Meeting With Hospital Staff After Malpractice
After someone is seriously injured in the hospital and the injury could have been prevented, there is a lot you have to worry about. Your life has just changed dramatically, and you now are responsible for your loved one's care, since they can no longer do this themselves.
One of the reasons the hospital staff may want to meet with you is to explain (from their perspective, of course) what happened to your loved one. Sometimes these "family meetings" as they are sometimes called, are a chance for the hospital staff, especially the risk management department, to try to talk you out of pursuing a malpractice case against the hospital. They may do this by not fully explaining what happened, or telling you it wouldn't have mattered no matter what the doctors and nurses did, or that your loved one had something unusual or unexplained go wrong.

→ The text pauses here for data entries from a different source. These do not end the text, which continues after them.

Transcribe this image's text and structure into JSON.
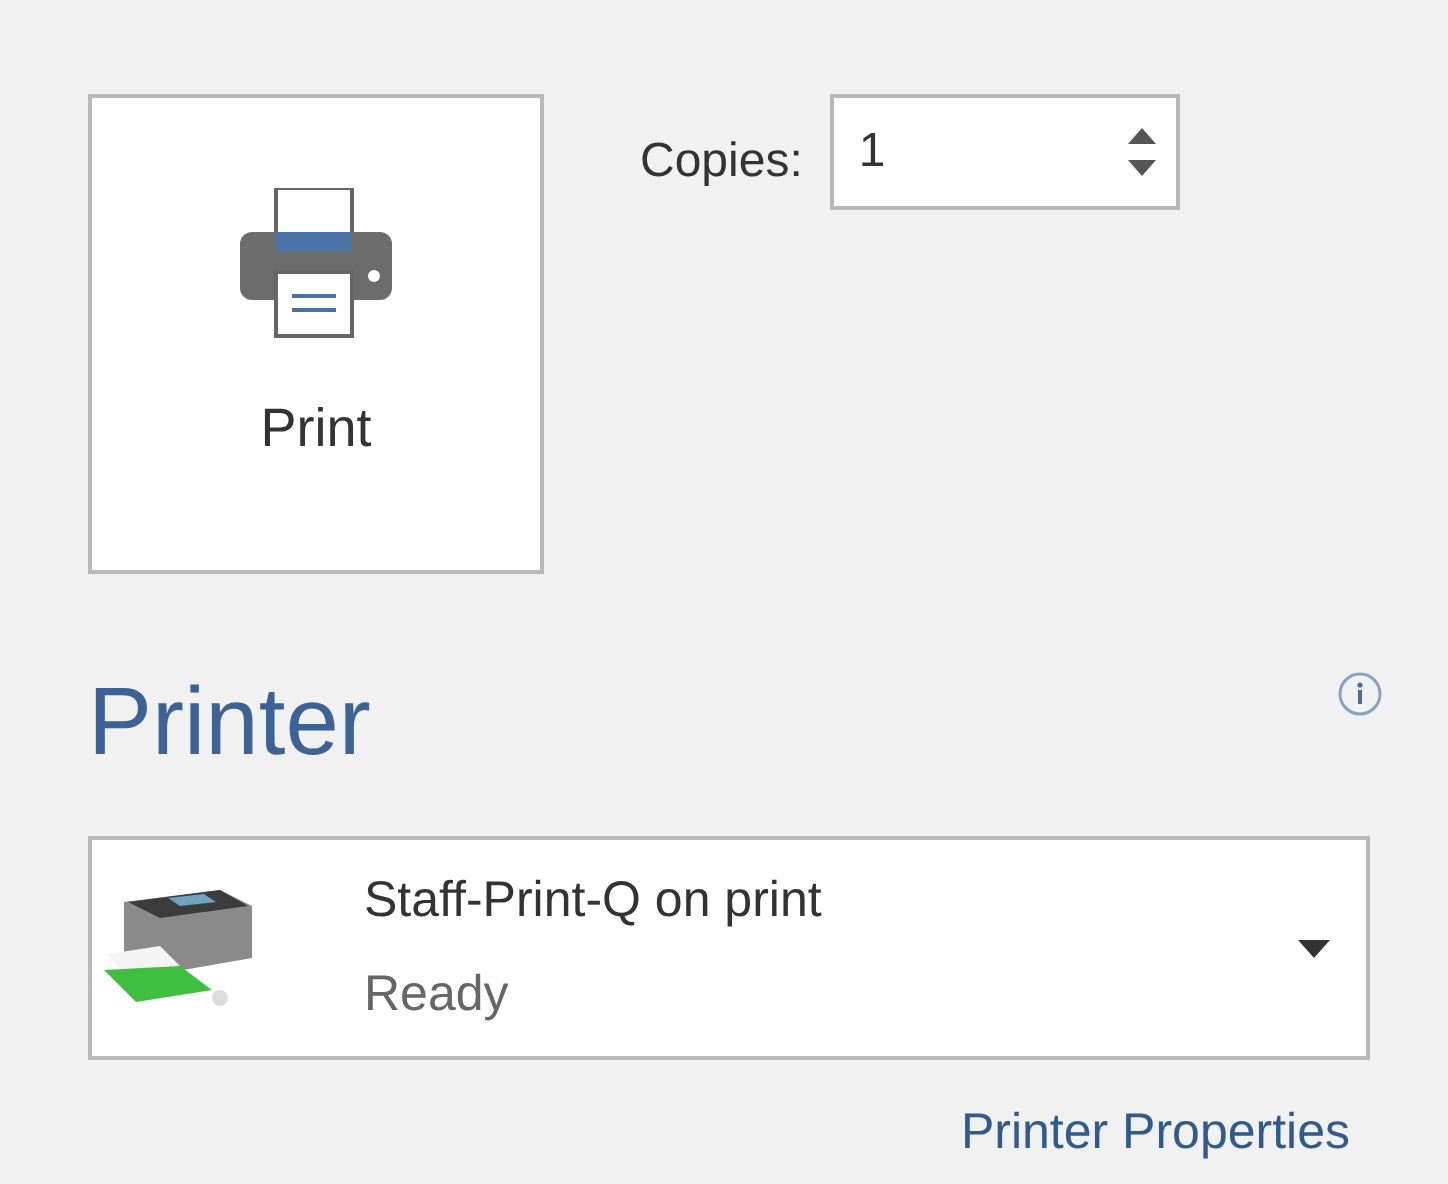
{
  "print_button": {
    "label": "Print"
  },
  "copies": {
    "label": "Copies:",
    "value": "1"
  },
  "printer_section": {
    "heading": "Printer"
  },
  "printer_dropdown": {
    "name": "Staff-Print-Q on print",
    "status": "Ready"
  },
  "printer_properties_link": "Printer Properties"
}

Even if this is all true, it is something you should verify independently, and not rely on hospital administrators. Remember, the hospital will not have responsibility for your wife's care and treatment, and the costs of providing for her, after she is discharged - you will.
Will the hospital administrators apologize?
Sometimes they will apologize for what happened (again, always in the way most favorable to them). There is some thought that these type of apologies reduce the number of malpractice lawsuits because the people affected are satisfied, or accept the apology - and this is probably true if the injuries or condition is minor, but we are talking about life changing medical issues. An apology can be important, but it does not hold the hospital accountable and it does not help provide for the medical care and treatment your wife now needs.
The problem with these meetings is it's very hard to judge the motives of the hospital staff. Is one doctor upset at a system failure that caused your wife's injury or complications? If so, he may be brutally honest about what happened to try to change that system. Is the hospital staff defensive because they know they did something wrong? Are they genuinely concerned about your wife's well being and do they have helpful recommendations for the medical care and treatment she needs?
It is always important to bring someone else, other family members, to listen and ask questions to get all of the information you can.
But verify everything - first by getting a copy of the full medical chart and the actual images of any diagnostic tests done (like MRIs). It will be important to have this information reviewed by an experienced medical malpractice lawyer, with his or her own consultants and experts, to investigate this on your behalf - with the best interests of your wife and your family as the focus.
That's what we do. Call us today at (202) 393 - 3320 and we'll help you get started getting the information and analysis you need to make the best decisions for you and your family.